Negotiations are now under way with the Aspen City Council concerning some property the institute would like to develop. There has even been talk of leaving Aspen. But institute chairman Robert O. Anderson, chairman of the executive committee of the Atlantic Richfield Company, told the council in July that ``we have a deep identity with Aspen and don't anticipate any changes.'' The institute also has facilities in Berlin, France, and Italy, and offices in Tokyo, Seoul, and Stockholm.
Although the institute also convenes other meetings -- notably in the Governance Program, where outside grants and a $9 million endowment support the study of public policy issues -- it remains less a think tank than an educational institution. Its central focus is still on the roughly 300 people who pass through the executive seminars each year. Many participants return later for shorter seminars on such subjects as ``Justice and Society'' or ``Corporation in Contemporary Society,'' offered at Aspen, at Wye, and overseas.
Most participants, says registrar Bill Tharp, are corporate executives ``on the level of vice president or above.'' To Mr. Tharp falls the task of scheduling the seminars and establishing the right mix of executives (14 to 16 per seminar) and the half-dozen non-corporate leaders -- government officials, academicians, ambassadors, and others, many drawn from overseas -- who round out the groups. Many seminars also include the spouses or guests of participants.
Vickie Ferguson, a novelist from California who joined her banker husband Robert for this year's July seminar, found it an ``extremely beneficial'' two weeks. ``In the rush of life,'' she says, ``we forget about our potential to think.''
How does the institute measure its success? That, says Williams, is a difficult question -- since the seminars are not directly related to corporate life.

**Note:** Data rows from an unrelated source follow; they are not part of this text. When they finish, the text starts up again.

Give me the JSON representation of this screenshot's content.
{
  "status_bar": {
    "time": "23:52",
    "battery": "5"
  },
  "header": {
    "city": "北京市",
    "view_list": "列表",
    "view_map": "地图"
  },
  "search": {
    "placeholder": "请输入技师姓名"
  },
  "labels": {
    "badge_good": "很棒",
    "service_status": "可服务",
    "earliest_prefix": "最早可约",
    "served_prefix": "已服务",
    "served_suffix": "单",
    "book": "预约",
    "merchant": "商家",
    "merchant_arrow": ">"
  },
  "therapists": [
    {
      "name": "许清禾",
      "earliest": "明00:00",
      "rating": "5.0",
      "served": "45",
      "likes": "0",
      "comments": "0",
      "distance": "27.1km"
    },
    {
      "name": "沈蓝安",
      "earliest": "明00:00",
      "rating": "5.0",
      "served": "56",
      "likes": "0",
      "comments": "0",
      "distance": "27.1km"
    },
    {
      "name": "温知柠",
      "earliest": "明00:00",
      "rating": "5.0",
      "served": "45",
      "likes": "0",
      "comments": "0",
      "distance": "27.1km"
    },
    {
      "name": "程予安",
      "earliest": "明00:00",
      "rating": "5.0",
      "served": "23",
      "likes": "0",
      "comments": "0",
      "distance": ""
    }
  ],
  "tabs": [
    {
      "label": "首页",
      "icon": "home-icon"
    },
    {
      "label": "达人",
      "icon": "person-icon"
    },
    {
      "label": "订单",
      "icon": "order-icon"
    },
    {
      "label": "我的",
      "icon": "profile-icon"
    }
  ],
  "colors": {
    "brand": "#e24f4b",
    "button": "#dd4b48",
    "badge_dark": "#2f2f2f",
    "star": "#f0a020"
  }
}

For most participants, the real value lies not in immediate effects but in long-term results.
Lyndan H. Farmer, who as chief of general programs at the Voice of America was invited to the seminar in July, points to the simple realization that ``there's a whole other way of living your life.''

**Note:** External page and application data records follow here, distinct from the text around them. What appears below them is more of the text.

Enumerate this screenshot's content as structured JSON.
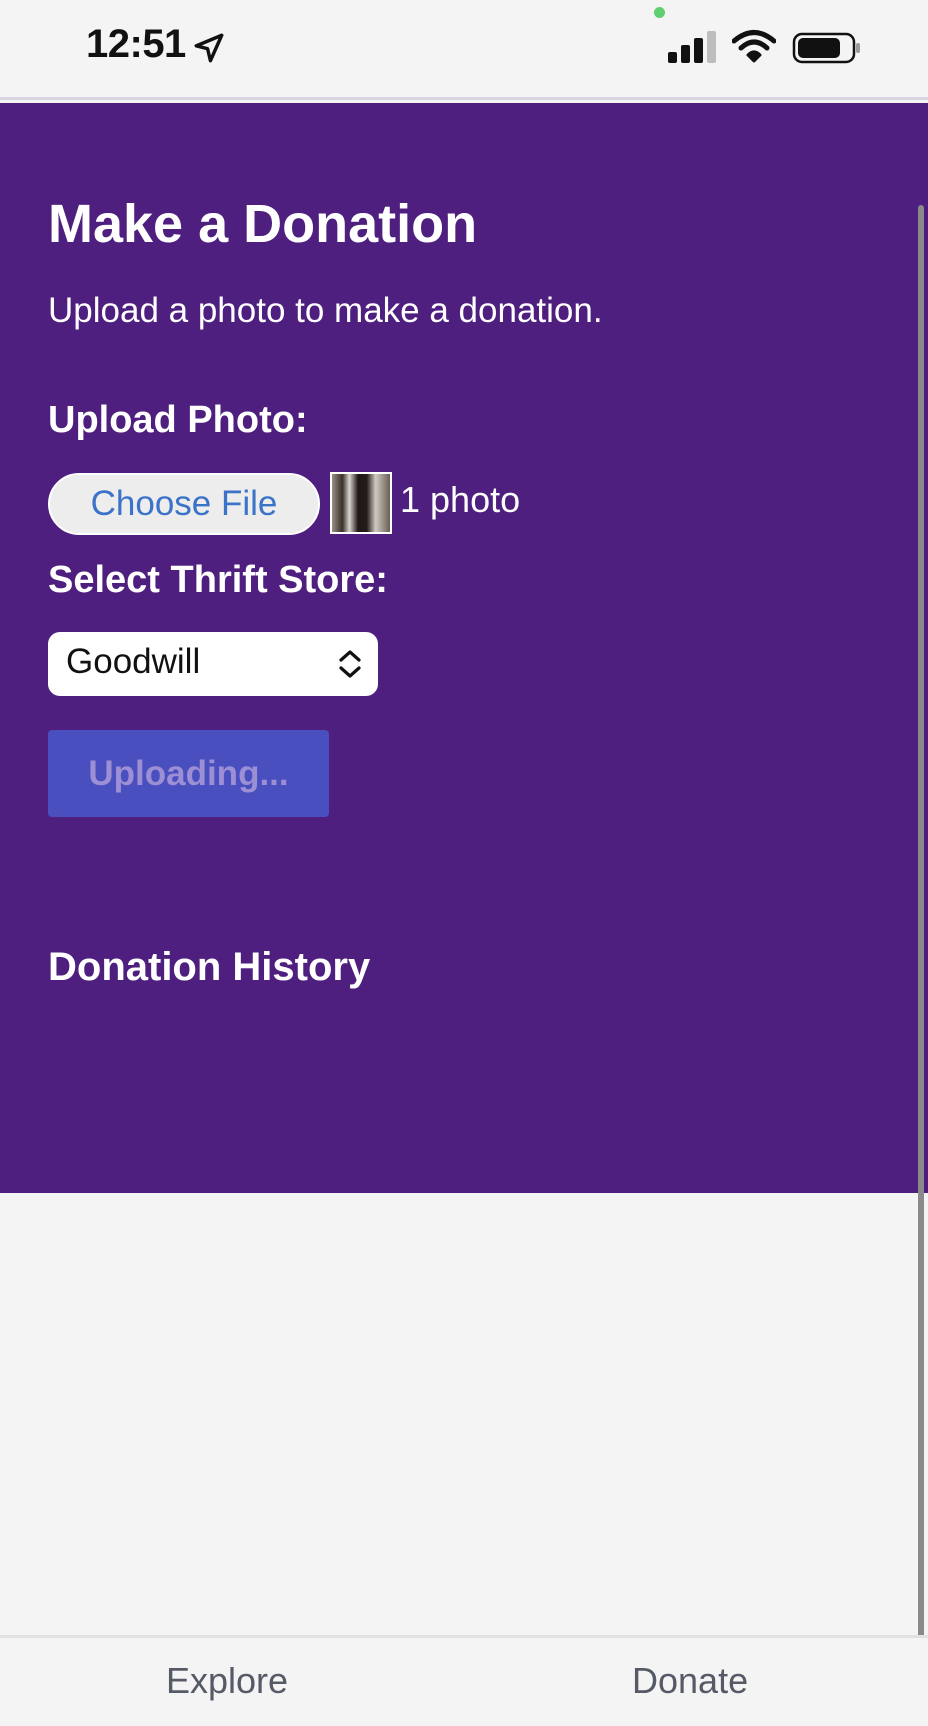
{
  "status_bar": {
    "time": "12:51"
  },
  "main": {
    "title": "Make a Donation",
    "subtitle": "Upload a photo to make a donation.",
    "upload_label": "Upload Photo:",
    "choose_file_label": "Choose File",
    "photo_count": "1 photo",
    "store_label": "Select Thrift Store:",
    "store_selected": "Goodwill",
    "upload_button_label": "Uploading...",
    "history_title": "Donation History"
  },
  "tabs": [
    {
      "label": "Explore"
    },
    {
      "label": "Donate"
    }
  ],
  "colors": {
    "panel_bg": "#4f1f7f",
    "upload_button_bg": "#4a4fbf",
    "link_blue": "#3b73c9"
  }
}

His wife, Peggy A. Loar, values the fact that it provided her with ``a conceptual framework'' for thinking through some work-related issues. As director of the Smithsonian Institution Traveling Exhibition Service, she found it helped her both in dealing with her staff and in writing exhibition catalogs. ``It's helped me to generalize and philosophize,'' she notes, adding that the real value came from being ``locked up lovingly with the caliber and kind of people I spent two weeks with.''

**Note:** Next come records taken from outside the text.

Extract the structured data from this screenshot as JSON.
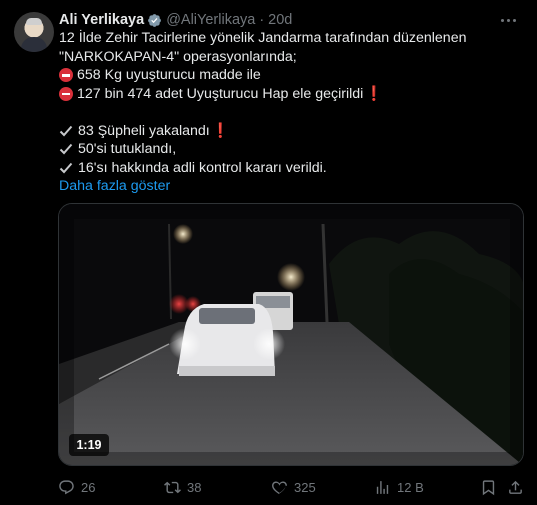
{
  "author": {
    "name": "Ali Yerlikaya",
    "handle": "@AliYerlikaya",
    "separator": "·",
    "time": "20d"
  },
  "body": {
    "line1": "12 İlde Zehir Tacirlerine yönelik Jandarma tarafından düzenlenen",
    "line2": "\"NARKOKAPAN-4\" operasyonlarında;",
    "line3": "658 Kg uyuşturucu madde ile",
    "line4": "127 bin 474 adet Uyuşturucu Hap ele geçirildi",
    "line5": "83 Şüpheli yakalandı",
    "line6": "50'si tutuklandı,",
    "line7": "16'sı hakkında adli kontrol kararı verildi.",
    "show_more": "Daha fazla göster",
    "exclamation": "❗"
  },
  "media": {
    "duration": "1:19"
  },
  "actions": {
    "replies": "26",
    "reposts": "38",
    "likes": "325",
    "views": "12 B"
  },
  "colors": {
    "accent": "#1d9bf0",
    "text": "#e7e9ea",
    "muted": "#71767b",
    "alert": "#d9303a",
    "background": "#000000"
  }
}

``You're pulled out of yourself,'' says Mrs. Ferguson, who finds it difficult to pin down any single result from the seminar. ``As a fiction writer,'' she says, ``everything you do has impact.''
So far, the institute has managed to couple its widely recognized name with a fairly low public profile. Participants hear about it largely by word of mouth. The Insitute does not even publicize the names of each seminar's moderators -- with the exception of the philosopher Mortimer Adler, whose name has become almost synonymous with the Aspen Institute because of several seminars he conducts here each year. ``We haven't done much in the way of publicity,'' admits Williams, ``because we haven't wanted the institute to get too big.''
Rushworth M. Kidder's Monday `Perspectives' column will return next week.